◆ **Work request**:
Please state in a single number how many lines of the entries below include the word "rules".

--

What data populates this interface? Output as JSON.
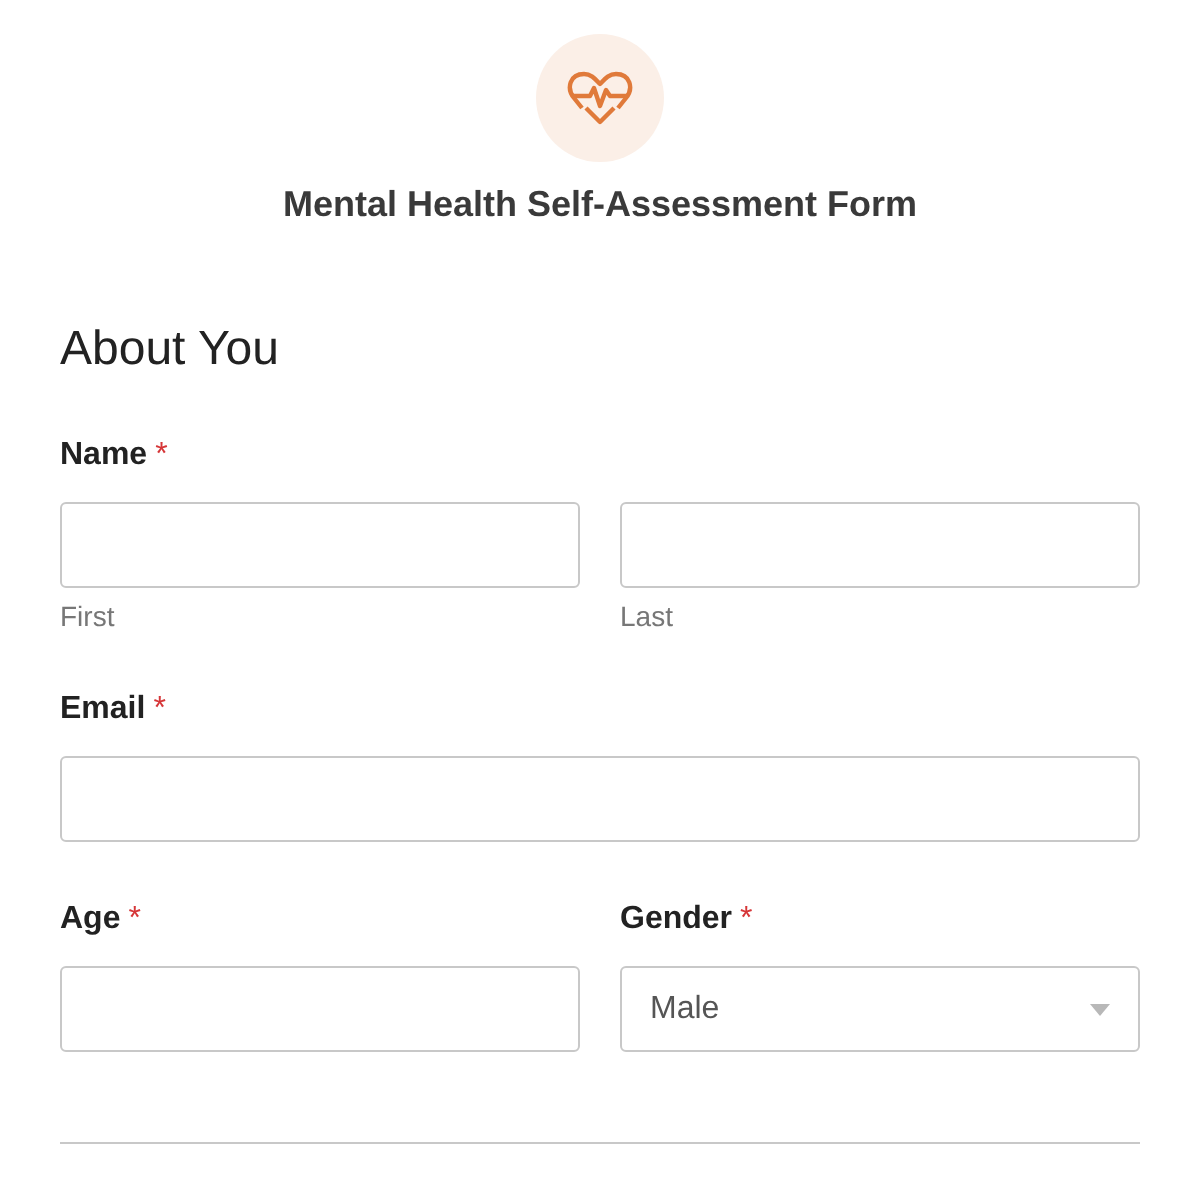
{
  "form": {
    "title": "Mental Health Self-Assessment Form"
  },
  "section": {
    "title": "About You"
  },
  "rows": [
    {
      "groups": [
        {
          "label": "Name",
          "required_mark": "*",
          "inputs": [
            {
              "kind": "text",
              "sublabel": "First"
            },
            {
              "kind": "text",
              "sublabel": "Last"
            }
          ]
        }
      ]
    },
    {
      "groups": [
        {
          "label": "Email",
          "required_mark": "*",
          "inputs": [
            {
              "kind": "text"
            }
          ]
        }
      ]
    },
    {
      "groups": [
        {
          "label": "Age",
          "required_mark": "*",
          "inputs": [
            {
              "kind": "text"
            }
          ]
        },
        {
          "label": "Gender",
          "required_mark": "*",
          "inputs": [
            {
              "kind": "select",
              "value": "Male"
            }
          ]
        }
      ]
    }
  ]
}
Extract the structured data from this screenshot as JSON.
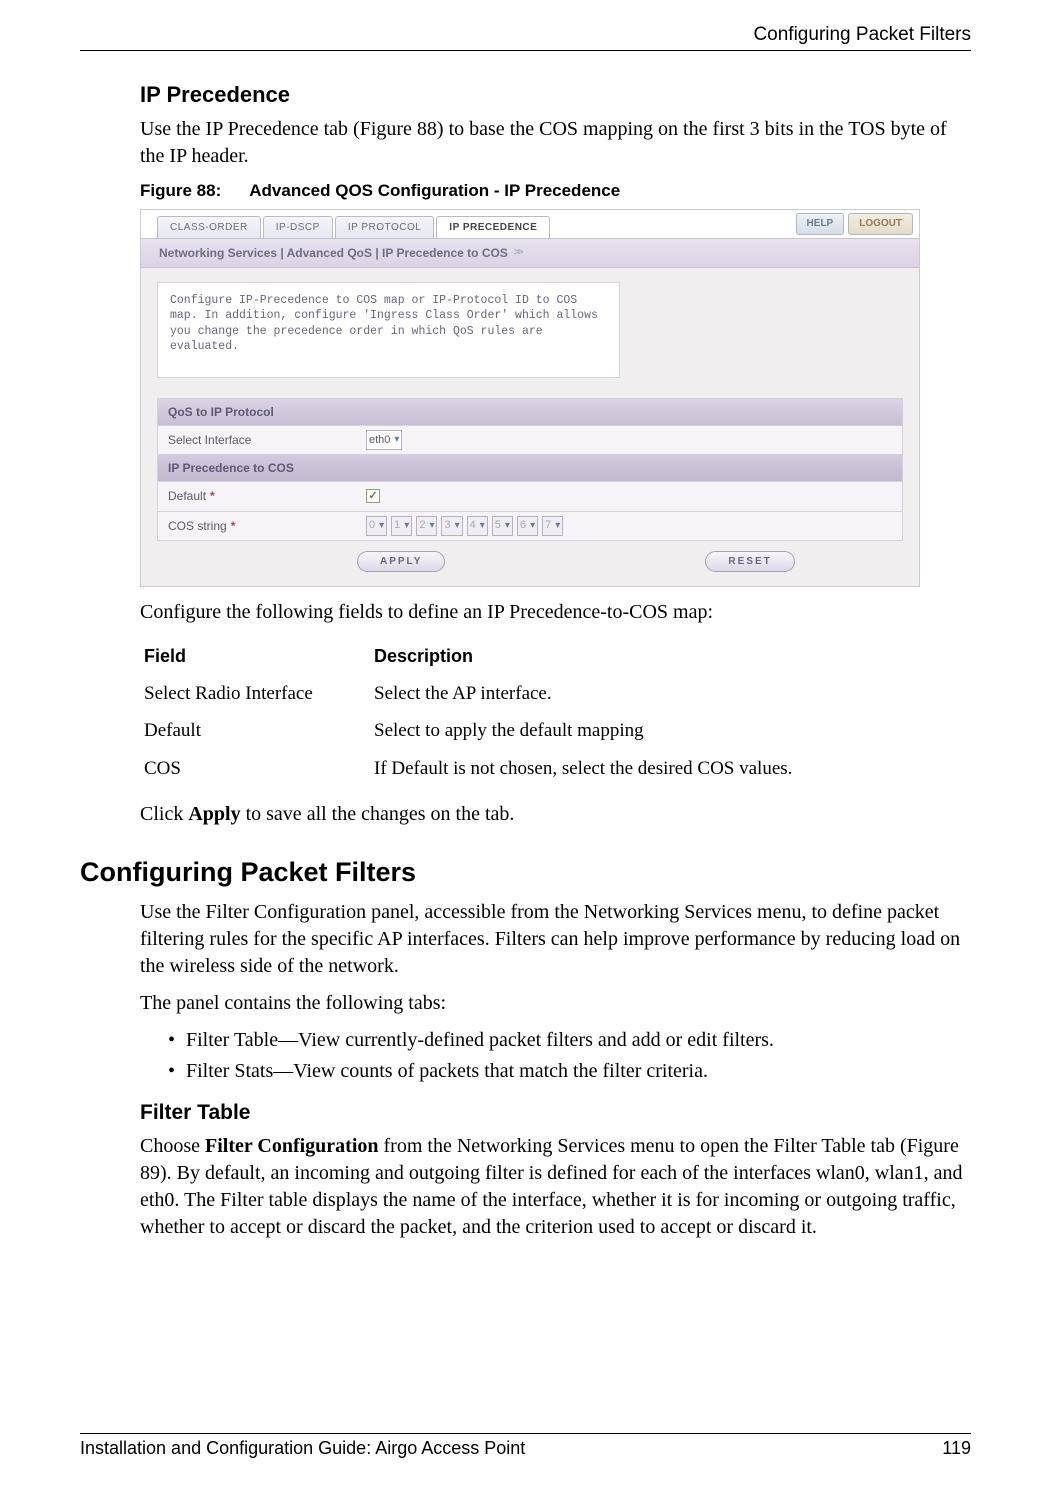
{
  "header": {
    "running_title": "Configuring Packet Filters"
  },
  "ipprec": {
    "heading": "IP Precedence",
    "intro": "Use the IP Precedence tab (Figure 88) to base the COS mapping on the first 3 bits in the TOS byte of the IP header.",
    "fig_no": "Figure 88:",
    "fig_title": "Advanced QOS Configuration - IP Precedence"
  },
  "shot": {
    "tabs": {
      "t1": "CLASS-ORDER",
      "t2": "IP-DSCP",
      "t3": "IP PROTOCOL",
      "t4": "IP PRECEDENCE"
    },
    "help": "HELP",
    "logout": "LOGOUT",
    "crumb": "Networking Services | Advanced QoS | IP Precedence to COS",
    "crumb_arrow": ">>",
    "info": "Configure IP-Precedence to COS map or IP-Protocol ID to COS map. In addition, configure 'Ingress Class Order' which allows you change the precedence order in which QoS rules are evaluated.",
    "sect1": "QoS to IP Protocol",
    "row_iface_label": "Select Interface",
    "row_iface_value": "eth0",
    "sect2": "IP Precedence to COS",
    "row_default_label": "Default",
    "row_cos_label": "COS string",
    "cos_values": [
      "0",
      "1",
      "2",
      "3",
      "4",
      "5",
      "6",
      "7"
    ],
    "apply": "APPLY",
    "reset": "RESET"
  },
  "aftershot": {
    "line": "Configure the following fields to define an IP Precedence-to-COS map:",
    "th_field": "Field",
    "th_desc": "Description",
    "r1f": "Select Radio Interface",
    "r1d": "Select the AP interface.",
    "r2f": "Default",
    "r2d": "Select to apply the default mapping",
    "r3f": "COS",
    "r3d": "If Default is not chosen, select the desired COS values.",
    "apply_line_pre": "Click ",
    "apply_bold": "Apply",
    "apply_line_post": " to save all the changes on the tab."
  },
  "cpf": {
    "heading": "Configuring Packet Filters",
    "p1": "Use the Filter Configuration panel, accessible from the Networking Services menu, to define packet filtering rules for the specific AP interfaces. Filters can help improve performance by reducing load on the wireless side of the network.",
    "p2": "The panel contains the following tabs:",
    "b1": "Filter Table—View currently-defined packet filters and add or edit filters.",
    "b2": "Filter Stats—View counts of packets that match the filter criteria.",
    "sub": "Filter Table",
    "p3a": "Choose ",
    "p3bold": "Filter Configuration",
    "p3b": " from the Networking Services menu to open the Filter Table tab (Figure 89). By default, an incoming and outgoing filter is defined for each of the interfaces wlan0, wlan1, and eth0. The Filter table displays the name of the interface, whether it is for incoming or outgoing traffic, whether to accept or discard the packet, and the criterion used to accept or discard it."
  },
  "footer": {
    "left": "Installation and Configuration Guide: Airgo Access Point",
    "right": "119"
  }
}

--

◆ **Solution to this problem**:
2